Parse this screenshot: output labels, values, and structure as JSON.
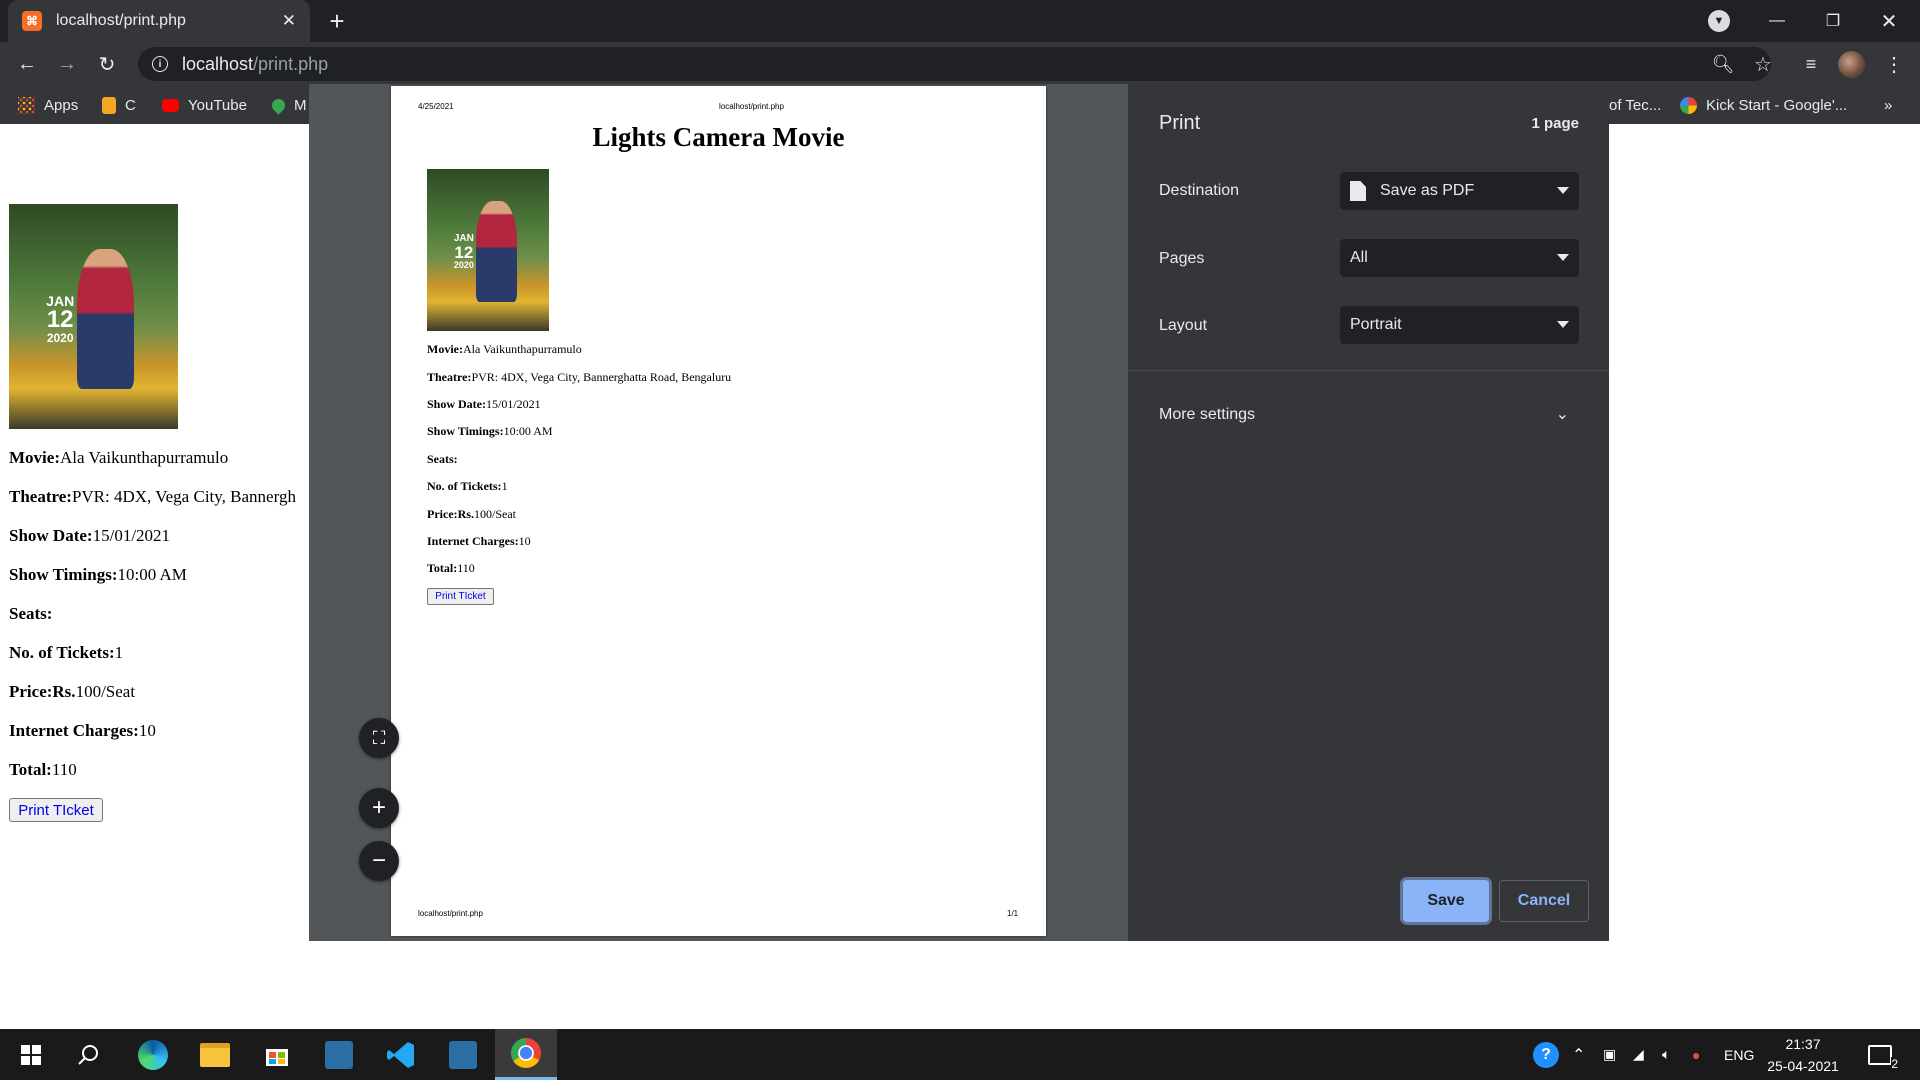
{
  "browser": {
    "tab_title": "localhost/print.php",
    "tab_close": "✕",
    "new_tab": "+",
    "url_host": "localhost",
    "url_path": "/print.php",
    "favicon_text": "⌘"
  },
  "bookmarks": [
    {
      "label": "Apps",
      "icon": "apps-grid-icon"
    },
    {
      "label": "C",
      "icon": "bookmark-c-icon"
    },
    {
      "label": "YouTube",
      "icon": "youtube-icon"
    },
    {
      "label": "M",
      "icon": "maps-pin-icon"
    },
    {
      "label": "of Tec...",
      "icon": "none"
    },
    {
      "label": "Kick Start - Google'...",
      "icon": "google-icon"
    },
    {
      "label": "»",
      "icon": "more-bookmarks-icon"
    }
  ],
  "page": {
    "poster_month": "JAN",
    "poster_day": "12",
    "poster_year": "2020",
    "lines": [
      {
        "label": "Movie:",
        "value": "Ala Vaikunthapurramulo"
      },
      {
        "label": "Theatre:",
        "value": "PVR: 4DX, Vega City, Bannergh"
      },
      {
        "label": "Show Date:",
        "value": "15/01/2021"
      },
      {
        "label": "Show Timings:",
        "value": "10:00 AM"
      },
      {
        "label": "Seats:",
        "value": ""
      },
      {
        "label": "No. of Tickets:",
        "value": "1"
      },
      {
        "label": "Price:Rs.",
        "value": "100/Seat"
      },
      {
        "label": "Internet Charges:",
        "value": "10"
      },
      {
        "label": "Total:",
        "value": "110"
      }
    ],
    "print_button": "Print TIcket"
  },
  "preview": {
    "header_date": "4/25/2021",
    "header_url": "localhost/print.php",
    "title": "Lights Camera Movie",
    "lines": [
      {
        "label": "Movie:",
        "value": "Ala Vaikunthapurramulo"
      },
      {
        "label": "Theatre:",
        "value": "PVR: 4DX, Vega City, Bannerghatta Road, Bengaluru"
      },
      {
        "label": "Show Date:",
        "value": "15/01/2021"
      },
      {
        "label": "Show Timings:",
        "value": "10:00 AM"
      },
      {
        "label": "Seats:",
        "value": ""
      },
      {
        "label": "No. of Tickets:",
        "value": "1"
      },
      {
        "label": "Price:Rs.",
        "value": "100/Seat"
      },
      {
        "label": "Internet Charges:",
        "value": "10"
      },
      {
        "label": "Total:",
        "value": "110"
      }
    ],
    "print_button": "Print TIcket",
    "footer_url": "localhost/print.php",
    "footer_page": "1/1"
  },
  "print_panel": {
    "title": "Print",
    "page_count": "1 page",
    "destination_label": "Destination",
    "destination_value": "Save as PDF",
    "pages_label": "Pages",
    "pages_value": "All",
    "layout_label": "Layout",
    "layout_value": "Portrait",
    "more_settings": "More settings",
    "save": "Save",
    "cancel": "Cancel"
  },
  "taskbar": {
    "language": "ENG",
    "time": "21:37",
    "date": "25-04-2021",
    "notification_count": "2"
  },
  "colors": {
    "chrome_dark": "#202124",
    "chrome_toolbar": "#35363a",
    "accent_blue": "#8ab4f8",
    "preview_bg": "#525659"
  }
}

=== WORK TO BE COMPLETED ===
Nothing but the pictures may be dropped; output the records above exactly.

=== ANSWER SPACE ===
Parse this screenshot: output labels, values, and structure as JSON.
{
  "browser": {
    "tab_title": "localhost/print.php",
    "tab_close": "✕",
    "new_tab": "+",
    "url_host": "localhost",
    "url_path": "/print.php",
    "favicon_text": "⌘"
  },
  "bookmarks": [
    {
      "label": "Apps",
      "icon": "apps-grid-icon"
    },
    {
      "label": "C",
      "icon": "bookmark-c-icon"
    },
    {
      "label": "YouTube",
      "icon": "youtube-icon"
    },
    {
      "label": "M",
      "icon": "maps-pin-icon"
    },
    {
      "label": "of Tec...",
      "icon": "none"
    },
    {
      "label": "Kick Start - Google'...",
      "icon": "google-icon"
    },
    {
      "label": "»",
      "icon": "more-bookmarks-icon"
    }
  ],
  "page": {
    "poster_month": "JAN",
    "poster_day": "12",
    "poster_year": "2020",
    "lines": [
      {
        "label": "Movie:",
        "value": "Ala Vaikunthapurramulo"
      },
      {
        "label": "Theatre:",
        "value": "PVR: 4DX, Vega City, Bannergh"
      },
      {
        "label": "Show Date:",
        "value": "15/01/2021"
      },
      {
        "label": "Show Timings:",
        "value": "10:00 AM"
      },
      {
        "label": "Seats:",
        "value": ""
      },
      {
        "label": "No. of Tickets:",
        "value": "1"
      },
      {
        "label": "Price:Rs.",
        "value": "100/Seat"
      },
      {
        "label": "Internet Charges:",
        "value": "10"
      },
      {
        "label": "Total:",
        "value": "110"
      }
    ],
    "print_button": "Print TIcket"
  },
  "preview": {
    "header_date": "4/25/2021",
    "header_url": "localhost/print.php",
    "title": "Lights Camera Movie",
    "lines": [
      {
        "label": "Movie:",
        "value": "Ala Vaikunthapurramulo"
      },
      {
        "label": "Theatre:",
        "value": "PVR: 4DX, Vega City, Bannerghatta Road, Bengaluru"
      },
      {
        "label": "Show Date:",
        "value": "15/01/2021"
      },
      {
        "label": "Show Timings:",
        "value": "10:00 AM"
      },
      {
        "label": "Seats:",
        "value": ""
      },
      {
        "label": "No. of Tickets:",
        "value": "1"
      },
      {
        "label": "Price:Rs.",
        "value": "100/Seat"
      },
      {
        "label": "Internet Charges:",
        "value": "10"
      },
      {
        "label": "Total:",
        "value": "110"
      }
    ],
    "print_button": "Print TIcket",
    "footer_url": "localhost/print.php",
    "footer_page": "1/1"
  },
  "print_panel": {
    "title": "Print",
    "page_count": "1 page",
    "destination_label": "Destination",
    "destination_value": "Save as PDF",
    "pages_label": "Pages",
    "pages_value": "All",
    "layout_label": "Layout",
    "layout_value": "Portrait",
    "more_settings": "More settings",
    "save": "Save",
    "cancel": "Cancel"
  },
  "taskbar": {
    "language": "ENG",
    "time": "21:37",
    "date": "25-04-2021",
    "notification_count": "2"
  },
  "colors": {
    "chrome_dark": "#202124",
    "chrome_toolbar": "#35363a",
    "accent_blue": "#8ab4f8",
    "preview_bg": "#525659"
  }
}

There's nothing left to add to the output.